* _The problem_: Each entry must be given again exactly as it appears, with images excluded.

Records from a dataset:
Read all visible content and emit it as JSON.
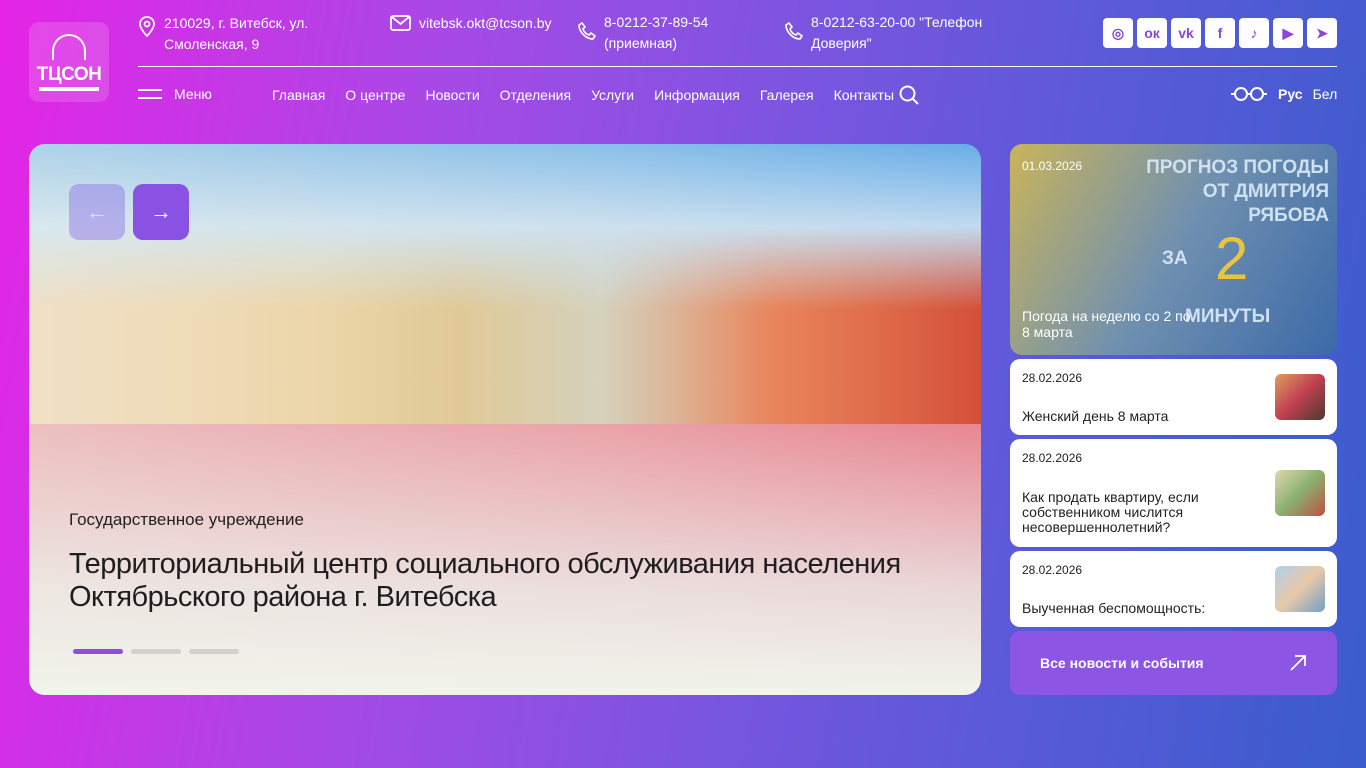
{
  "logo": {
    "text": "ТЦСОН"
  },
  "contacts": {
    "address": "210029, г. Витебск, ул. Смоленская, 9",
    "email": "vitebsk.okt@tcson.by",
    "phone1": "8-0212-37-89-54 (приемная)",
    "phone2": "8-0212-63-20-00 \"Телефон Доверия\""
  },
  "social": [
    {
      "icon": "instagram-icon",
      "glyph": "◎"
    },
    {
      "icon": "odnoklassniki-icon",
      "glyph": "ок"
    },
    {
      "icon": "vk-icon",
      "glyph": "vk"
    },
    {
      "icon": "facebook-icon",
      "glyph": "f"
    },
    {
      "icon": "tiktok-icon",
      "glyph": "♪"
    },
    {
      "icon": "youtube-icon",
      "glyph": "▶"
    },
    {
      "icon": "telegram-icon",
      "glyph": "➤"
    }
  ],
  "menu_label": "Меню",
  "nav": [
    "Главная",
    "О центре",
    "Новости",
    "Отделения",
    "Услуги",
    "Информация",
    "Галерея",
    "Контакты"
  ],
  "lang": {
    "ru": "Рус",
    "by": "Бел"
  },
  "hero": {
    "subtitle": "Государственное учреждение",
    "title": "Территориальный центр социального обслуживания населения Октябрьского района г. Витебска",
    "slide": 1,
    "slides": 3
  },
  "featured": {
    "date": "01.03.2026",
    "image_text": "ПРОГНОЗ ПОГОДЫ ОТ ДМИТРИЯ РЯБОВА",
    "image_za": "ЗА",
    "image_num": "2",
    "image_min": "МИНУТЫ",
    "caption": "Погода на неделю со 2 по 8 марта"
  },
  "news": [
    {
      "date": "28.02.2026",
      "title": "Женский день 8 марта"
    },
    {
      "date": "28.02.2026",
      "title": "Как продать квартиру, если собственником числится несовершеннолетний?"
    },
    {
      "date": "28.02.2026",
      "title": "Выученная беспомощность:"
    }
  ],
  "all_news": "Все новости и события"
}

* _Finished task_:
Read all visible content and emit it as JSON.
{
  "logo": {
    "text": "ТЦСОН"
  },
  "contacts": {
    "address": "210029, г. Витебск, ул. Смоленская, 9",
    "email": "vitebsk.okt@tcson.by",
    "phone1": "8-0212-37-89-54 (приемная)",
    "phone2": "8-0212-63-20-00 \"Телефон Доверия\""
  },
  "social": [
    {
      "icon": "instagram-icon",
      "glyph": "◎"
    },
    {
      "icon": "odnoklassniki-icon",
      "glyph": "ок"
    },
    {
      "icon": "vk-icon",
      "glyph": "vk"
    },
    {
      "icon": "facebook-icon",
      "glyph": "f"
    },
    {
      "icon": "tiktok-icon",
      "glyph": "♪"
    },
    {
      "icon": "youtube-icon",
      "glyph": "▶"
    },
    {
      "icon": "telegram-icon",
      "glyph": "➤"
    }
  ],
  "menu_label": "Меню",
  "nav": [
    "Главная",
    "О центре",
    "Новости",
    "Отделения",
    "Услуги",
    "Информация",
    "Галерея",
    "Контакты"
  ],
  "lang": {
    "ru": "Рус",
    "by": "Бел"
  },
  "hero": {
    "subtitle": "Государственное учреждение",
    "title": "Территориальный центр социального обслуживания населения Октябрьского района г. Витебска",
    "slide": 1,
    "slides": 3
  },
  "featured": {
    "date": "01.03.2026",
    "image_text": "ПРОГНОЗ ПОГОДЫ ОТ ДМИТРИЯ РЯБОВА",
    "image_za": "ЗА",
    "image_num": "2",
    "image_min": "МИНУТЫ",
    "caption": "Погода на неделю со 2 по 8 марта"
  },
  "news": [
    {
      "date": "28.02.2026",
      "title": "Женский день 8 марта"
    },
    {
      "date": "28.02.2026",
      "title": "Как продать квартиру, если собственником числится несовершеннолетний?"
    },
    {
      "date": "28.02.2026",
      "title": "Выученная беспомощность:"
    }
  ],
  "all_news": "Все новости и события"
}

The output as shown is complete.